*** PROVIDED DATA ***

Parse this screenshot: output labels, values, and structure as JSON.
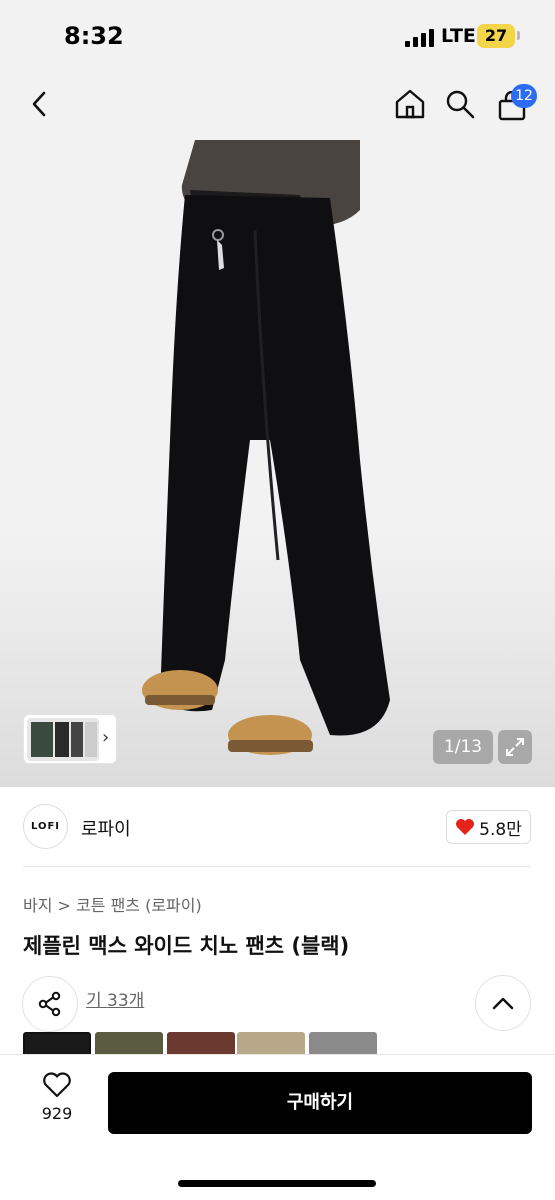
{
  "status": {
    "time": "8:32",
    "network": "LTE",
    "battery": "27"
  },
  "nav": {
    "back_icon": "chevron-left-icon",
    "home_icon": "home-icon",
    "search_icon": "search-icon",
    "cart_icon": "bag-icon",
    "cart_count": "12"
  },
  "gallery": {
    "page_counter": "1/13",
    "expand_icon": "expand-icon"
  },
  "brand": {
    "logo_text": "LOFI",
    "name": "로파이",
    "likes": "5.8만",
    "like_color": "#e5231a"
  },
  "product": {
    "breadcrumb_root": "바지",
    "breadcrumb_sep": ">",
    "breadcrumb_sub": "코튼 팬츠 (로파이)",
    "title": "제플린 맥스 와이드 치노 팬츠 (블랙)",
    "reviews": "기 33개"
  },
  "bottom": {
    "wish_count": "929",
    "buy_label": "구매하기"
  },
  "colors": {
    "accent": "#2d6cf5",
    "buy_bg": "#000000",
    "heart": "#e5231a"
  }
}
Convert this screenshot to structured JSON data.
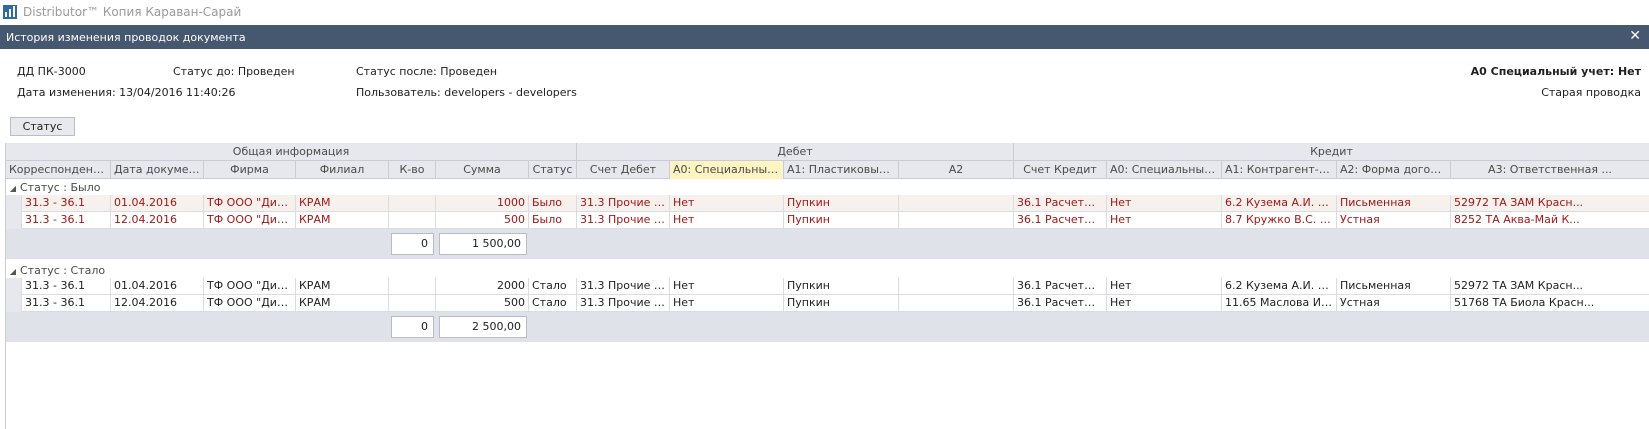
{
  "app": {
    "title": "Distributor™ Копия Караван-Сарай"
  },
  "dialog": {
    "title": "История изменения проводок документа",
    "close": "✕"
  },
  "info": {
    "doc": "ДД ПК-3000",
    "status_before": "Статус до: Проведен",
    "status_after": "Статус после: Проведен",
    "special": "А0 Специальный учет: Нет",
    "change_date": "Дата изменения: 13/04/2016 11:40:26",
    "user": "Пользователь: developers - developers",
    "old_posting": "Старая проводка"
  },
  "toolbar": {
    "status_button": "Статус"
  },
  "grid": {
    "bands": [
      "Общая информация",
      "Дебет",
      "Кредит"
    ],
    "columns": [
      "Корреспонденция ...",
      "Дата документа",
      "Фирма",
      "Филиал",
      "К-во",
      "Сумма",
      "Статус",
      "Счет Дебет",
      "А0: Специальный учет",
      "А1: Пластиковые ка...",
      "А2",
      "Счет Кредит",
      "А0: Специальный учет",
      "А1: Контрагент-Кли...",
      "А2: Форма договоре...",
      "А3: Ответственная ..."
    ],
    "groups": [
      {
        "label": "Статус : Было",
        "rows": [
          [
            "31.3 - 36.1",
            "01.04.2016",
            "ТФ ООО \"Дистр...",
            "КРАМ",
            "",
            "1000",
            "Было",
            "31.3 Прочие сч...",
            "Нет",
            "Пупкин",
            "",
            "36.1 Расчеты с ...",
            "Нет",
            "6.2 Кузема А.И. СП...",
            "Письменная",
            "52972 ТА ЗАМ Красн..."
          ],
          [
            "31.3 - 36.1",
            "12.04.2016",
            "ТФ ООО \"Дистр...",
            "КРАМ",
            "",
            "500",
            "Было",
            "31.3 Прочие сч...",
            "Нет",
            "Пупкин",
            "",
            "36.1 Расчеты с ...",
            "Нет",
            "8.7  Кружко В.С. СП...",
            "Устная",
            "8252 ТА Аква-Май К..."
          ]
        ],
        "total_qty": "0",
        "total_sum": "1 500,00"
      },
      {
        "label": "Статус : Стало",
        "rows": [
          [
            "31.3 - 36.1",
            "01.04.2016",
            "ТФ ООО \"Дистр...",
            "КРАМ",
            "",
            "2000",
            "Стало",
            "31.3 Прочие сч...",
            "Нет",
            "Пупкин",
            "",
            "36.1 Расчеты с ...",
            "Нет",
            "6.2 Кузема А.И. СП...",
            "Письменная",
            "52972 ТА ЗАМ Красн..."
          ],
          [
            "31.3 - 36.1",
            "12.04.2016",
            "ТФ ООО \"Дистр...",
            "КРАМ",
            "",
            "500",
            "Стало",
            "31.3 Прочие сч...",
            "Нет",
            "Пупкин",
            "",
            "36.1 Расчеты с ...",
            "Нет",
            "11.65  Маслова И.И....",
            "Устная",
            "51768 ТА Биола Красн..."
          ]
        ],
        "total_qty": "0",
        "total_sum": "2 500,00"
      }
    ]
  }
}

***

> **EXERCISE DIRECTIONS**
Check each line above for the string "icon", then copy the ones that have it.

> **EXERCISE RESPONSE**
    "back_icon": "chevron-left-icon",
    "home_icon": "home-icon",
    "search_icon": "search-icon",
    "cart_icon": "bag-icon",
    "expand_icon": "expand-icon"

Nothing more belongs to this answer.